RaveBooklistAn informative, elegant, and provocative exploration ...In the stellar opening chapter, she fuses her personal experience donating blood with remarkable hematologic facts ... George’s wondrously well-written work makes for bloody good reading!
Eric R. Kandel
PositiveBooklistEmphasizing advances in the fields of genetics, brain imaging, and animal research, Kandel writes about decision-making, sense of self, emotion, mood, addiction, and gender identity. The most important chapter focuses on the mystery of consciousness (How is it born from the biology and processes of the brain?). Another intriguing chapter looks at the connection between creativity and psychiatric disorders (illustrated with artwork by schizophrenic patients). No doubt neurons will be buzzing as readers contemplate Kandel’s thought-provoking book.
PositiveBooklist OnlineThe benefits of vaccines are colossal, and claims that they can cause autism are absolutely false.

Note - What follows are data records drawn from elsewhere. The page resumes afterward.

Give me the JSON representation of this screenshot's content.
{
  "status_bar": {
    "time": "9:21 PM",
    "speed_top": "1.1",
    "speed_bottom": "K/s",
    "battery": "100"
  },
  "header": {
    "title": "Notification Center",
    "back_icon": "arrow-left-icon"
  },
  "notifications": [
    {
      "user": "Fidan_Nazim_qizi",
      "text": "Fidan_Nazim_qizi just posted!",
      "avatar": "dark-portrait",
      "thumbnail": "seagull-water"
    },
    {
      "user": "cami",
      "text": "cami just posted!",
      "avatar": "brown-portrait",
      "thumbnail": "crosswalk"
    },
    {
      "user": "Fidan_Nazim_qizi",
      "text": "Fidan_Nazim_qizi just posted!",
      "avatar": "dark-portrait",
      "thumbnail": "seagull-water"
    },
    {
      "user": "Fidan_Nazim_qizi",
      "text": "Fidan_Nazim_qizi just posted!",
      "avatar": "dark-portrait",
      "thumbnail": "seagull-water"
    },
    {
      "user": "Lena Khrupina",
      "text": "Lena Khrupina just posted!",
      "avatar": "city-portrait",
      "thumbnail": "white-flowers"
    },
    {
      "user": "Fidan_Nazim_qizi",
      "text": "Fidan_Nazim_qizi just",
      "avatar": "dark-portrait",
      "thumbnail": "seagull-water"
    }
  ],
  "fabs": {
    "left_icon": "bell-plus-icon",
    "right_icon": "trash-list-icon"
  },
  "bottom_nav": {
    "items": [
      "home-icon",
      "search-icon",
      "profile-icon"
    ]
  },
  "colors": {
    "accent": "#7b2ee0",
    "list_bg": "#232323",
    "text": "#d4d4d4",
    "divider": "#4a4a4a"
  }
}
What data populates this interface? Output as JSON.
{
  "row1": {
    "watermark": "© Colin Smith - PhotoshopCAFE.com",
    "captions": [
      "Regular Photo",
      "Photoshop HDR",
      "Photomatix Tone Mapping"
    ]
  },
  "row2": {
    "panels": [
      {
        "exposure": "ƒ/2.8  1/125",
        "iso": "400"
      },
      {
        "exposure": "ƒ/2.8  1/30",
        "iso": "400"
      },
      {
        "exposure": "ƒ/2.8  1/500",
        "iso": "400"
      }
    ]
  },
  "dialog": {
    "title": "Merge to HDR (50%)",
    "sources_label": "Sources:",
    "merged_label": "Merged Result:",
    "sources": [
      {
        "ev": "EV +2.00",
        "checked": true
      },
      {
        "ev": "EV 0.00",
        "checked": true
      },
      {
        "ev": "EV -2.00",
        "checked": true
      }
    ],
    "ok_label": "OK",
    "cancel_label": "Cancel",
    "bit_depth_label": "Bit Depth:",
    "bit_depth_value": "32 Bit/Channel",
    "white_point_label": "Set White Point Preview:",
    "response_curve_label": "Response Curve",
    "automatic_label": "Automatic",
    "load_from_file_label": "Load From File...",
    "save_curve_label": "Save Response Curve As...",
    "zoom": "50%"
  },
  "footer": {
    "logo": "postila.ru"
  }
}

Roughly two centuries after the introduction of a vaccine for smallpox, that horrific contagion has been eradicated ... Immunologist Kinch reviews the history of various infectious diseases, how vaccines work and their efficacy, relevant biomedical research, and the personalities who played pivotal roles in this field. Adversaries of vaccination have their reasons (religious beliefs, vulnerability to propaganda), but science is not on their side. Vaccines don’t trigger autism, while pathogenic microbes and ignorance can wreak havoc and result in countless unnecessary deaths.
PositiveBooklistFrank does a solid job of profiling the controversial Heath and investigating how science is propelled and complicated by personality, ego, and ambition.
PositiveBooklistWeaving together the history of psychopharmacology and her personal experience as a patient, Slater (Playing House, 2013; Prozac Diary, 1998) offers readers a candid and compelling glimpse at life on psychiatric drugs and the science behind them ... Intriguing and instructive.